The current attacks on Halloween aren't the first. In post-Reformation England, All Saints Day and its vigil were suppressed, and the Celtic peasant customs associated with Halloween were outlawed. Christmas, and the traditions surrounding that feast, were similarly attacked, and the Puritan Parliament banned Christmas outright in 1647. In America, Puritans outlawed the celebration of both Christmas and Halloween, which were revived largely by German Catholic (in the case of Christmas) and Irish Catholic (in the case of Halloween) immigrants in the 19th century....Share
A new backlash against Halloween by non-Catholic Christians began in the 1980's, in part because of claims that Halloween was the devil's night; in part because of urban legends about poisons and razor blades in Halloween candy; and in part because of an explicit opposition to Catholicism.
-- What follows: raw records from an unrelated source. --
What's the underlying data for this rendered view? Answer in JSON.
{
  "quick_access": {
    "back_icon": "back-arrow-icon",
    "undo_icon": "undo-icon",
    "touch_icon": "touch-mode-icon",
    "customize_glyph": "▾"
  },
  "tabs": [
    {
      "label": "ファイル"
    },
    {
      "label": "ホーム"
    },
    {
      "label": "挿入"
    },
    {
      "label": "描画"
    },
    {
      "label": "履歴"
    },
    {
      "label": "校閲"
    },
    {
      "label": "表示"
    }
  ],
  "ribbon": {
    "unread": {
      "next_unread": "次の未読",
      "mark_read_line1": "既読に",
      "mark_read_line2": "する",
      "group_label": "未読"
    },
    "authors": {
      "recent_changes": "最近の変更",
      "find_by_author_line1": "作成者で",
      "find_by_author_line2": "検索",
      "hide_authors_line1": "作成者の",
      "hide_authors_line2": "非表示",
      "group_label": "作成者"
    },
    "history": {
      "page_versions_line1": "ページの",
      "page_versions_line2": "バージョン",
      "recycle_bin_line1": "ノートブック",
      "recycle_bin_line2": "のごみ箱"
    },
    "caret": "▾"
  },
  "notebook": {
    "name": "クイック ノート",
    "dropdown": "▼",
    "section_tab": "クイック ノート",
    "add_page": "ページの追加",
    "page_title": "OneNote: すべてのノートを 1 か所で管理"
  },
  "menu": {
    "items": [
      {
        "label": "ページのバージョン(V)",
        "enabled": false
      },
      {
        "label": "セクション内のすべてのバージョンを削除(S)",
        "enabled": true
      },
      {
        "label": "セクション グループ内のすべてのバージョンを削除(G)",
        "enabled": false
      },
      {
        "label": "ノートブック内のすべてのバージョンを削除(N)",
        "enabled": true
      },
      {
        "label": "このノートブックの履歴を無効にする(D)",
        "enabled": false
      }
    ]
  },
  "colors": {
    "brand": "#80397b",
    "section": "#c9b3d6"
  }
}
Jack Chick, a rabidly anti-Catholic fundamentalist who distributes Bible tracts in the form of small comic books, helped lead the charge.
By the late 1990's, many Catholic parents, unaware of the anti-Catholic origins of the attack on Halloween, had begun to question Halloween as well, and alternative celebrations became popular.
Monday, October 27, 2008
Posted by elena maria vidal at 5:27 AM